### Activity
Reproduce every record exactly as it appears, but not the pictures.

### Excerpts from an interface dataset
*** Block opens ***

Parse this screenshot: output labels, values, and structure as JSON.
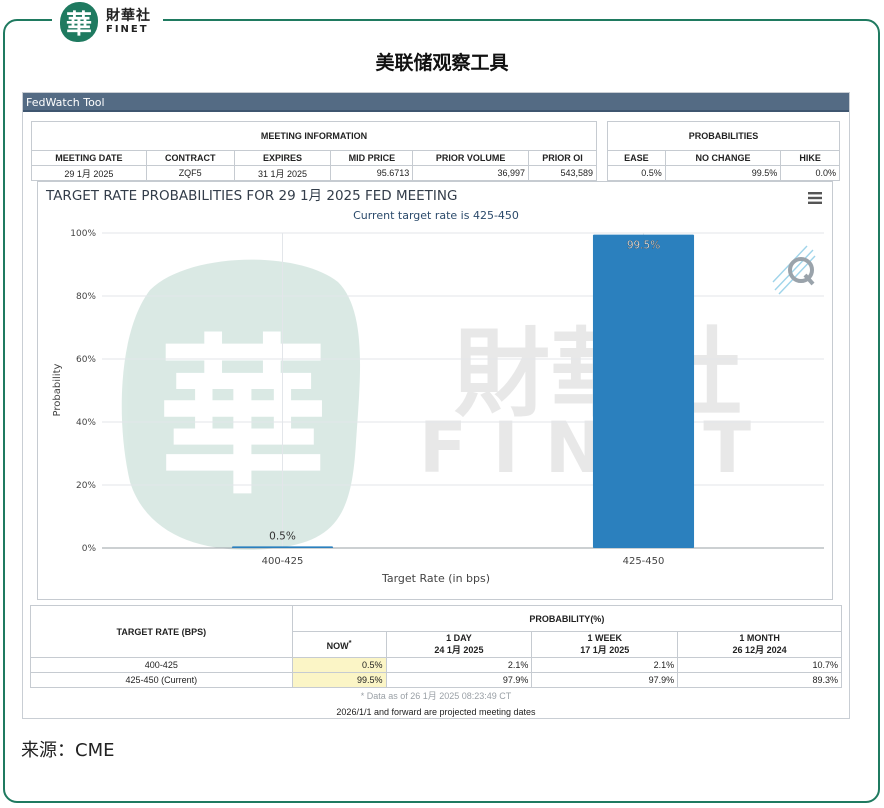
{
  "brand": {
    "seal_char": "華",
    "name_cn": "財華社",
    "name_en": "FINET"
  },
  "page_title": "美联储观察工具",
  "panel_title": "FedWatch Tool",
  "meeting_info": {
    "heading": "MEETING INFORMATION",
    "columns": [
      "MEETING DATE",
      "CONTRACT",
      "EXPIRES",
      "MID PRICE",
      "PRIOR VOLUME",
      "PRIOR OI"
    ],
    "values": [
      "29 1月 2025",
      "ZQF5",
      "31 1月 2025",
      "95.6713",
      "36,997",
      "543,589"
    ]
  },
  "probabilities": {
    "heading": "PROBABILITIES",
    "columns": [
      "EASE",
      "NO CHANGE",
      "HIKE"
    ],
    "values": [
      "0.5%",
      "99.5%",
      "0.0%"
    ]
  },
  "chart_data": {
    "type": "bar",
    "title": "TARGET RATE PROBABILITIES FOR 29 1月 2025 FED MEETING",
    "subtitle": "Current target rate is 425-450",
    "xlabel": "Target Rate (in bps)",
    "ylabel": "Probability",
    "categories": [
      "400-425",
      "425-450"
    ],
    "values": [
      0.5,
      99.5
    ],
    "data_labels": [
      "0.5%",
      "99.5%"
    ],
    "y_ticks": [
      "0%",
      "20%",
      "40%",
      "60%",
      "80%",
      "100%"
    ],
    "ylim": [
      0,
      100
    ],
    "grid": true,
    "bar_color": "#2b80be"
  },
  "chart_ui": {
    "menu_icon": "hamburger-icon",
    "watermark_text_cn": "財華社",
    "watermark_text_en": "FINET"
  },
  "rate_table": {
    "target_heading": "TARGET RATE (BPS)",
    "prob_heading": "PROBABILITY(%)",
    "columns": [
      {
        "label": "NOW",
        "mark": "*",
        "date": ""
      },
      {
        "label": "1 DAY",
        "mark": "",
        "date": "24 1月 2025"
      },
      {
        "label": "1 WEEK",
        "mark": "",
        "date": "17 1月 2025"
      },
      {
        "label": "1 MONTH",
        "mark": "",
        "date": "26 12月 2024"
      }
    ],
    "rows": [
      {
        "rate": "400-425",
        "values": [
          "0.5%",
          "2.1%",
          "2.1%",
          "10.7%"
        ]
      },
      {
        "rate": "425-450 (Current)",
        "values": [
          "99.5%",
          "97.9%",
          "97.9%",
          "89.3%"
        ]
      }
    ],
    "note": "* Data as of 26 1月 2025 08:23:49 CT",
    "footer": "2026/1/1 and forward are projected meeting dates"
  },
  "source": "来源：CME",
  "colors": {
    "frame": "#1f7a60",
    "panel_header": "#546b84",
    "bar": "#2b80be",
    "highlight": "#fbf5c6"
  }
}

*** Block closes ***

### Answer section
Parse this screenshot: output labels, values, and structure as JSON.
{
  "brand": {
    "seal_char": "華",
    "name_cn": "財華社",
    "name_en": "FINET"
  },
  "page_title": "美联储观察工具",
  "panel_title": "FedWatch Tool",
  "meeting_info": {
    "heading": "MEETING INFORMATION",
    "columns": [
      "MEETING DATE",
      "CONTRACT",
      "EXPIRES",
      "MID PRICE",
      "PRIOR VOLUME",
      "PRIOR OI"
    ],
    "values": [
      "29 1月 2025",
      "ZQF5",
      "31 1月 2025",
      "95.6713",
      "36,997",
      "543,589"
    ]
  },
  "probabilities": {
    "heading": "PROBABILITIES",
    "columns": [
      "EASE",
      "NO CHANGE",
      "HIKE"
    ],
    "values": [
      "0.5%",
      "99.5%",
      "0.0%"
    ]
  },
  "chart_data": {
    "type": "bar",
    "title": "TARGET RATE PROBABILITIES FOR 29 1月 2025 FED MEETING",
    "subtitle": "Current target rate is 425-450",
    "xlabel": "Target Rate (in bps)",
    "ylabel": "Probability",
    "categories": [
      "400-425",
      "425-450"
    ],
    "values": [
      0.5,
      99.5
    ],
    "data_labels": [
      "0.5%",
      "99.5%"
    ],
    "y_ticks": [
      "0%",
      "20%",
      "40%",
      "60%",
      "80%",
      "100%"
    ],
    "ylim": [
      0,
      100
    ],
    "grid": true,
    "bar_color": "#2b80be"
  },
  "chart_ui": {
    "menu_icon": "hamburger-icon",
    "watermark_text_cn": "財華社",
    "watermark_text_en": "FINET"
  },
  "rate_table": {
    "target_heading": "TARGET RATE (BPS)",
    "prob_heading": "PROBABILITY(%)",
    "columns": [
      {
        "label": "NOW",
        "mark": "*",
        "date": ""
      },
      {
        "label": "1 DAY",
        "mark": "",
        "date": "24 1月 2025"
      },
      {
        "label": "1 WEEK",
        "mark": "",
        "date": "17 1月 2025"
      },
      {
        "label": "1 MONTH",
        "mark": "",
        "date": "26 12月 2024"
      }
    ],
    "rows": [
      {
        "rate": "400-425",
        "values": [
          "0.5%",
          "2.1%",
          "2.1%",
          "10.7%"
        ]
      },
      {
        "rate": "425-450 (Current)",
        "values": [
          "99.5%",
          "97.9%",
          "97.9%",
          "89.3%"
        ]
      }
    ],
    "note": "* Data as of 26 1月 2025 08:23:49 CT",
    "footer": "2026/1/1 and forward are projected meeting dates"
  },
  "source": "来源：CME",
  "colors": {
    "frame": "#1f7a60",
    "panel_header": "#546b84",
    "bar": "#2b80be",
    "highlight": "#fbf5c6"
  }
}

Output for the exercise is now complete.